“When I grow up I want to be a stay-at-home-Dad,” said a young boy as I walked by his driveway with my dog Beck. I stopped and waited for the rest of the story as Beck sniffed my neighbor’s mailbox, lifted his leg, and peed.

“I’m going to sit at home and watch football all day,” the boy continued.

“And take care of the kids, right?” I asked. The little boy shook his head, no. And then he ran away to play.

Maybe this kid is on to something

What about a stay at home mom who doesn’t have to take care of the kids and can watch TV all day? Or is that called lack of ambition? I’m happy to report that my husband and I “divide and conquer” when it comes to taking care of our son. We share things like helping with homework, driving to endless soccer practices, making meals, and more. So taking care of our kid is something we want to do.

I’m not a stay at home mom

But I did stay at home with James for his first five years. And I learned that playing the role of mom is hard, regardless of whether you’re a stay at home mom, dad or neither. Our society tends to create a hostile environment in which women are made to feel inadequate for being unable to live up to an unrealistic image of the uber-mom. I’m proud of my 12 years experience under the watchful eye of my curious child – warts and all.

Mirror, mirror

Somehow our kids become reflections of ourselves, which can be a hard pill to swallow. It’s all in how we look at it. There’s not a single enlightening moment in raising kids, but a series of discovery moments – from the decision to have a child, to waddling through nausea, to training the dog to stay out of the crib, to breastfeeding, to the end of a good night’s sleep, and to watching baby grow. How we react to these changes, situations, and other life-events shapes our kids.

As moms, we worry about our kids growth patterns, sleep habits, and whether or not we can truly mask the taste of flaxseed in a chocolate chip cookie for your pre-schooler (you can’t). Often we’re at odds with ourselves, questioning our competence, confidence, and composure. Many moms I’ve interviewed constantly battle the little noises in their heads that say: Am I good enough? Am I doing the right things? Am I spoiling my kid? Am I learning from my mistakes? Have I become (dun, dun, DUN) my mom?! Fear, resistance, and distraction all play a role. I’m comforted in knowing that other moms (and dads, too) are riding a crazy train of exasperation, fear, frustration, confusion, illness, and silliness. At the very least, it makes me feel a little less self-conscious.

Kids are good for you

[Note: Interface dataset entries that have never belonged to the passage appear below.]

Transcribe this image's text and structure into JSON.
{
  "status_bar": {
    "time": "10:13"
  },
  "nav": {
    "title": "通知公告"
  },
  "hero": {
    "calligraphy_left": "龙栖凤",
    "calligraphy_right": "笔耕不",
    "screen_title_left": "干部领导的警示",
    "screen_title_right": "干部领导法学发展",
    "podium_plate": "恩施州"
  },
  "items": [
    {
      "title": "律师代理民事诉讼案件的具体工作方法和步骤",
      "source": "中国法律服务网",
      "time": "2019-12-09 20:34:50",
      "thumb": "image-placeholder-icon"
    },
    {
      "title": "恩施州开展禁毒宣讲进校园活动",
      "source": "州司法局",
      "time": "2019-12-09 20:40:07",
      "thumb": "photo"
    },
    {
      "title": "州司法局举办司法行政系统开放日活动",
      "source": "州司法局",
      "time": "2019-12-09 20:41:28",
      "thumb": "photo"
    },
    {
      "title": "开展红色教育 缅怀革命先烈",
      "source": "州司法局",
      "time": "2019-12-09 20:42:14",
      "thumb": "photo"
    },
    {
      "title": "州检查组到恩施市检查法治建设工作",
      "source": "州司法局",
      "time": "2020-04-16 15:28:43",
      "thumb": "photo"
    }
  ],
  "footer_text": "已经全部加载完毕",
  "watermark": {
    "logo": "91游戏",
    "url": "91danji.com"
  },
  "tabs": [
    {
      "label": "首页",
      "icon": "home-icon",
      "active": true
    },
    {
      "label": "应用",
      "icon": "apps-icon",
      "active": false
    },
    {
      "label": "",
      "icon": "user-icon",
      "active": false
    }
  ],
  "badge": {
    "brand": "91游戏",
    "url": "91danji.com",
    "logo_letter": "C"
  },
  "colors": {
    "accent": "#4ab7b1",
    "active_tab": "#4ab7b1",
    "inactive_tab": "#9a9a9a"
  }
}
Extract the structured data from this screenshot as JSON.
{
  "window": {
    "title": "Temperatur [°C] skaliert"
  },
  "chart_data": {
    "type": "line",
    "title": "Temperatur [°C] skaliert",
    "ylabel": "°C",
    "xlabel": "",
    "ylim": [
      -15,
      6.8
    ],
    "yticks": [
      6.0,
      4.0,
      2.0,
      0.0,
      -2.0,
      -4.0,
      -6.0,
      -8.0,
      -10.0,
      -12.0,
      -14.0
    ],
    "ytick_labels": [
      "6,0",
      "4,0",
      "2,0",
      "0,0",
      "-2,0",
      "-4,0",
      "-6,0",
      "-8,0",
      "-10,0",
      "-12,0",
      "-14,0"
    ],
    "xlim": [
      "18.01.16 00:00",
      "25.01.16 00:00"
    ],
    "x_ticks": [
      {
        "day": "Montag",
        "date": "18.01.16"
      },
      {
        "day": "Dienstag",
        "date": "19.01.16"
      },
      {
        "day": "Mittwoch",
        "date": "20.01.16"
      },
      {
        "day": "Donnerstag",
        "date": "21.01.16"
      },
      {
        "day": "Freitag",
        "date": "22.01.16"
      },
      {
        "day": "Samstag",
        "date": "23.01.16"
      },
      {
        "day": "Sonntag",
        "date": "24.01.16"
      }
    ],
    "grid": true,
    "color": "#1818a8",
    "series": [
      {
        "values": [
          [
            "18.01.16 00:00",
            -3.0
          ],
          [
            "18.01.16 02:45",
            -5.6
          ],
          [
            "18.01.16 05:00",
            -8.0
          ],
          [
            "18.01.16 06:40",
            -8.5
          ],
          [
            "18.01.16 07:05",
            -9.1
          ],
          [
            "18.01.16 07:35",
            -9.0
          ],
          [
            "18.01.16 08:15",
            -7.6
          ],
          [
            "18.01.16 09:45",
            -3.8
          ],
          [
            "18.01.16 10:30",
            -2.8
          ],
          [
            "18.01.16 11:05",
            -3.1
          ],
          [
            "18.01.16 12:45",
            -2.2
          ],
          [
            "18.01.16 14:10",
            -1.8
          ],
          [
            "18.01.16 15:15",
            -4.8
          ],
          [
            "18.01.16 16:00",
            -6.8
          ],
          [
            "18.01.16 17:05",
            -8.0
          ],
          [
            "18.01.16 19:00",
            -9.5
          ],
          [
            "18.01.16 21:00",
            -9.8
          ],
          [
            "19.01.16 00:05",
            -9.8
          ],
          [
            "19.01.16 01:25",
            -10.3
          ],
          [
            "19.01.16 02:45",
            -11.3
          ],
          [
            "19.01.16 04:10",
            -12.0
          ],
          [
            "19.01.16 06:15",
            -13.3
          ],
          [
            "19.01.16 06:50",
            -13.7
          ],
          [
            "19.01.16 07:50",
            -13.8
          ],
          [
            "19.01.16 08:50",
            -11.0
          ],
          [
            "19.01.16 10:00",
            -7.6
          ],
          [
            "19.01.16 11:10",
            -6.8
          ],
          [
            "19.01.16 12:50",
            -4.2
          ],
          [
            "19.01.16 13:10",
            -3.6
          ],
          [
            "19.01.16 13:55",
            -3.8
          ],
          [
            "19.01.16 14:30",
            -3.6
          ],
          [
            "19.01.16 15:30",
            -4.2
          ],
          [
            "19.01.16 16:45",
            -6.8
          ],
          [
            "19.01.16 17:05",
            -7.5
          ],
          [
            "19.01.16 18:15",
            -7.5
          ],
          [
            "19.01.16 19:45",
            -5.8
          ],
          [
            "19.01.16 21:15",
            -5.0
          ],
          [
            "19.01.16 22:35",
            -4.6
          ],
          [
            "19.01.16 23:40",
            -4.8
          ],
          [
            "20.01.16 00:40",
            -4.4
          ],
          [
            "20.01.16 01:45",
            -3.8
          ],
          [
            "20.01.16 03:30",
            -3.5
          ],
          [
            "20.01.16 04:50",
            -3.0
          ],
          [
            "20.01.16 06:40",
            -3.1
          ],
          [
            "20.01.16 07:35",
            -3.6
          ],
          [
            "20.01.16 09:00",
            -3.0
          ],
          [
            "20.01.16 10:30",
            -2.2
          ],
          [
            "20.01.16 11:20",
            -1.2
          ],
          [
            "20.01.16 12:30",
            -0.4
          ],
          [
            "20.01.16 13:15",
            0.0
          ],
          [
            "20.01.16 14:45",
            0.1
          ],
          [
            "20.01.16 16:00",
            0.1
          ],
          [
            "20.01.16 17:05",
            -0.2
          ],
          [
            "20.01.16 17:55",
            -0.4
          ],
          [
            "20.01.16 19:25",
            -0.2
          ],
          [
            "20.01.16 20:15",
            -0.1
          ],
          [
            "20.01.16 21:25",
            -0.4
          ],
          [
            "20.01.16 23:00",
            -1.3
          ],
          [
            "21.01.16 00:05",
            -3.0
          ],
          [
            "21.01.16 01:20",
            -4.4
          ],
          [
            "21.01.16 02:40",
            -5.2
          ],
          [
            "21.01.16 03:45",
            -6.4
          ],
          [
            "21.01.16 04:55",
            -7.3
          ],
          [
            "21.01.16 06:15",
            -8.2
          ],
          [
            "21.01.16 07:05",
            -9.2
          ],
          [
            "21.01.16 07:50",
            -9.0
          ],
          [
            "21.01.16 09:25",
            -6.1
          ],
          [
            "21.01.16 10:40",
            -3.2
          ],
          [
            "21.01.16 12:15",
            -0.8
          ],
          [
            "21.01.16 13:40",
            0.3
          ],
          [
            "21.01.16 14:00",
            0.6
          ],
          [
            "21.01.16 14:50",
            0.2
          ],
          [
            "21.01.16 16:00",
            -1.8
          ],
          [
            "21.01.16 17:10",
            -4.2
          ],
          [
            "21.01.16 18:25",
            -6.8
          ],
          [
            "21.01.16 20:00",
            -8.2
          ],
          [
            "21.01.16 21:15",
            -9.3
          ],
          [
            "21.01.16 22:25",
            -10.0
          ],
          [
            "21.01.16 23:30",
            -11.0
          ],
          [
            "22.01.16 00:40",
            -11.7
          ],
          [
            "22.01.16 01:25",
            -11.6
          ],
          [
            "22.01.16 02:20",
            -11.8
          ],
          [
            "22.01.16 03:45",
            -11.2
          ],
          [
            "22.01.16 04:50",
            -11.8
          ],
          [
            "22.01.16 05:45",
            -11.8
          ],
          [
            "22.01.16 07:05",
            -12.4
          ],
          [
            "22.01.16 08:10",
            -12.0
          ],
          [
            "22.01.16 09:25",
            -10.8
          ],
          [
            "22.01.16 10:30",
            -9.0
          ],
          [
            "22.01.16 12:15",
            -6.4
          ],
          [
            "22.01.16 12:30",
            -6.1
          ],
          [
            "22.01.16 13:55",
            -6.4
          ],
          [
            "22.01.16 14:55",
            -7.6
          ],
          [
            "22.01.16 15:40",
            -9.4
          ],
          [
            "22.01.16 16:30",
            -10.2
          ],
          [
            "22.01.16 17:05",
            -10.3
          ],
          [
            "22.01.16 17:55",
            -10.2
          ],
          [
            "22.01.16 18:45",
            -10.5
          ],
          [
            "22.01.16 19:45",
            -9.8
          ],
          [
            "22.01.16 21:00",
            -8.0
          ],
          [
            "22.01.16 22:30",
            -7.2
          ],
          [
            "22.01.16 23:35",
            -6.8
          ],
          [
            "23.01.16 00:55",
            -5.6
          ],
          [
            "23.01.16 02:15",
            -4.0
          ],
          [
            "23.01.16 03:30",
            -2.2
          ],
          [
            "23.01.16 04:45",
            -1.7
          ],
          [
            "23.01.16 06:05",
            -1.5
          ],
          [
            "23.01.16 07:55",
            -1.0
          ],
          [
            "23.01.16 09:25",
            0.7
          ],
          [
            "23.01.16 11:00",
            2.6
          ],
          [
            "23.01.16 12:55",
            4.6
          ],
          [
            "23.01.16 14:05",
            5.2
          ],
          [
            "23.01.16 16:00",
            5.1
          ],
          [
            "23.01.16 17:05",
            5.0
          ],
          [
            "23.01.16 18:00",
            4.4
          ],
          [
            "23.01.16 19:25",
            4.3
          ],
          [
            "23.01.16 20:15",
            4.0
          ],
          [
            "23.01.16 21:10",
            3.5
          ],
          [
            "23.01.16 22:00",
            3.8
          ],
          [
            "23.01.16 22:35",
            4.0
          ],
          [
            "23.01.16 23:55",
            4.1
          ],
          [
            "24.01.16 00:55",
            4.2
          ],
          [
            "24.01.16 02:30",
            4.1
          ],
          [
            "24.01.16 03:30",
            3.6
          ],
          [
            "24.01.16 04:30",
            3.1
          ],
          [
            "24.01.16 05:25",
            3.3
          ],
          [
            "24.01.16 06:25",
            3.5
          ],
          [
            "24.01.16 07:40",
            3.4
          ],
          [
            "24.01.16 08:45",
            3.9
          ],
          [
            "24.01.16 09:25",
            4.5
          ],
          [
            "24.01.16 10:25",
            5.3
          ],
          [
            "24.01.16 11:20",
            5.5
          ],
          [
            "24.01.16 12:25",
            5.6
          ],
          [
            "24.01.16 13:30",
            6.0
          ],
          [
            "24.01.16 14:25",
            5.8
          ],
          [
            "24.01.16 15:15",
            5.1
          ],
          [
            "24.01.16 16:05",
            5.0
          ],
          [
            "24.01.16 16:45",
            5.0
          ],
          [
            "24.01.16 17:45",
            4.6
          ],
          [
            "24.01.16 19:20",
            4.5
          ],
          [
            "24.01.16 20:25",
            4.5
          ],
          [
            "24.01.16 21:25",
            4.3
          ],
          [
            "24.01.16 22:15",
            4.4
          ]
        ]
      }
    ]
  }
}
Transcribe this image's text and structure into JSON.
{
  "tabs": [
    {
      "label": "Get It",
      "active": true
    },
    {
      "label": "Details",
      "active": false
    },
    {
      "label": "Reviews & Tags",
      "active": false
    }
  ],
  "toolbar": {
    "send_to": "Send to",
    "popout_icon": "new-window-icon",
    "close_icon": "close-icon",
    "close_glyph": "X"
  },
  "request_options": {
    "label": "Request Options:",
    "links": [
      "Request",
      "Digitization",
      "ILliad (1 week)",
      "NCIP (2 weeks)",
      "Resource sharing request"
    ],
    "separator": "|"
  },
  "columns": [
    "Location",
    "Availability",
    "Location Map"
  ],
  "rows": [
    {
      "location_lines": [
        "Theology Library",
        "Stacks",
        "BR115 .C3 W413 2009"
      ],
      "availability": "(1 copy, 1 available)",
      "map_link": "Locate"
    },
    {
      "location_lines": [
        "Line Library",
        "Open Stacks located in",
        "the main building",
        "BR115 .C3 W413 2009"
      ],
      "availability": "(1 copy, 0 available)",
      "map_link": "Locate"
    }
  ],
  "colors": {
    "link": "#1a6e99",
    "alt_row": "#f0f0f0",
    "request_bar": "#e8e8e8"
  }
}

Kids say the funniest things. They ask questions, poke at the inner and outer workings of things, solve problems independently, and share their frustrations with people who don’t interject or ask too many questions. The latter takes a lot of self-restraint on my part. Over the years, I’ve listened and taken notes on some of the things kids say. Looking back, I’m glad I’ve been able to capture a few of them. Here are a few of my favorite quotes from kids. Happy Mother’s Day!

“I had a rough day.”

“My favorite part of school is recess.”

“I try to always wear black.”

“My teacher thinks we’re the best class she’s had. She doesn’t like 7th graders. They talk back too much.”

“Sometimes it’s big and sometimes it’s small.”

“I’m the right tilt.”

“I missed you in my sleep.”

“I don’t have an off button.”

“I like the smell of sweet dog breath.”

“I burped an idea.”

“Nonfiction makes you smart.”

“I don’t have a tail. I’m a primate.”

“I love you Mommy.”

What are your favorite quotes from kids?

Thanks for reading. If you like this post, please feel free to share it with your friends or send me a comment. You can also post a comment on my blog or Facebook.